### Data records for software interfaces
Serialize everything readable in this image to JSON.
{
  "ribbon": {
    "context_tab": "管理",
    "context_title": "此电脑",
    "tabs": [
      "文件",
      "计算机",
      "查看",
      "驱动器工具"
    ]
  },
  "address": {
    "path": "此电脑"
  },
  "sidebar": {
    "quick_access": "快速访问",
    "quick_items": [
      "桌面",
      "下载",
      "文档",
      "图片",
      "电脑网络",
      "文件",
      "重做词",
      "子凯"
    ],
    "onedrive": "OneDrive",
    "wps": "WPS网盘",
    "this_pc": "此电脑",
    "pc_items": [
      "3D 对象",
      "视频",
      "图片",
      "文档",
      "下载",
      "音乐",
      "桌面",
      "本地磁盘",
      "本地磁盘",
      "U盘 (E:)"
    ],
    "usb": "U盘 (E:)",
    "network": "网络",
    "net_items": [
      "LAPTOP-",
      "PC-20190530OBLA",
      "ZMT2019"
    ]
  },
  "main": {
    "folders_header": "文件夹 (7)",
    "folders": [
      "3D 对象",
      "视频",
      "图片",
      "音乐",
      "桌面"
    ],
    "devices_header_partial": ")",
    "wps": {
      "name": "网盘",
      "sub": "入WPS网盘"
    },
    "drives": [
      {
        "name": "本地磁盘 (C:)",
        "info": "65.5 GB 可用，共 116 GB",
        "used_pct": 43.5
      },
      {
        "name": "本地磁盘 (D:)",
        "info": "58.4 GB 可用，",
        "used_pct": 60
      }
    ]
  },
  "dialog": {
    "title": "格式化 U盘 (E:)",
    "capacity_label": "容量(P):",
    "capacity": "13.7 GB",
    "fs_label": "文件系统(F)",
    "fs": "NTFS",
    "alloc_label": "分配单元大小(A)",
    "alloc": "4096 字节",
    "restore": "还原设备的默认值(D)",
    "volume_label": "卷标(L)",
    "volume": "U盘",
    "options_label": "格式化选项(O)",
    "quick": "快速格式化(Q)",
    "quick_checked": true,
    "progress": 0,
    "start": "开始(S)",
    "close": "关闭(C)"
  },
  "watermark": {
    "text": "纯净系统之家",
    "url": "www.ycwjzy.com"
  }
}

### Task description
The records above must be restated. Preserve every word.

### Exercise result
Serialize everything readable in this image to JSON.
{
  "ribbon": {
    "context_tab": "管理",
    "context_title": "此电脑",
    "tabs": [
      "文件",
      "计算机",
      "查看",
      "驱动器工具"
    ]
  },
  "address": {
    "path": "此电脑"
  },
  "sidebar": {
    "quick_access": "快速访问",
    "quick_items": [
      "桌面",
      "下载",
      "文档",
      "图片",
      "电脑网络",
      "文件",
      "重做词",
      "子凯"
    ],
    "onedrive": "OneDrive",
    "wps": "WPS网盘",
    "this_pc": "此电脑",
    "pc_items": [
      "3D 对象",
      "视频",
      "图片",
      "文档",
      "下载",
      "音乐",
      "桌面",
      "本地磁盘",
      "本地磁盘",
      "U盘 (E:)"
    ],
    "usb": "U盘 (E:)",
    "network": "网络",
    "net_items": [
      "LAPTOP-",
      "PC-20190530OBLA",
      "ZMT2019"
    ]
  },
  "main": {
    "folders_header": "文件夹 (7)",
    "folders": [
      "3D 对象",
      "视频",
      "图片",
      "音乐",
      "桌面"
    ],
    "devices_header_partial": ")",
    "wps": {
      "name": "网盘",
      "sub": "入WPS网盘"
    },
    "drives": [
      {
        "name": "本地磁盘 (C:)",
        "info": "65.5 GB 可用，共 116 GB",
        "used_pct": 43.5
      },
      {
        "name": "本地磁盘 (D:)",
        "info": "58.4 GB 可用，",
        "used_pct": 60
      }
    ]
  },
  "dialog": {
    "title": "格式化 U盘 (E:)",
    "capacity_label": "容量(P):",
    "capacity": "13.7 GB",
    "fs_label": "文件系统(F)",
    "fs": "NTFS",
    "alloc_label": "分配单元大小(A)",
    "alloc": "4096 字节",
    "restore": "还原设备的默认值(D)",
    "volume_label": "卷标(L)",
    "volume": "U盘",
    "options_label": "格式化选项(O)",
    "quick": "快速格式化(Q)",
    "quick_checked": true,
    "progress": 0,
    "start": "开始(S)",
    "close": "关闭(C)"
  },
  "watermark": {
    "text": "纯净系统之家",
    "url": "www.ycwjzy.com"
  }
}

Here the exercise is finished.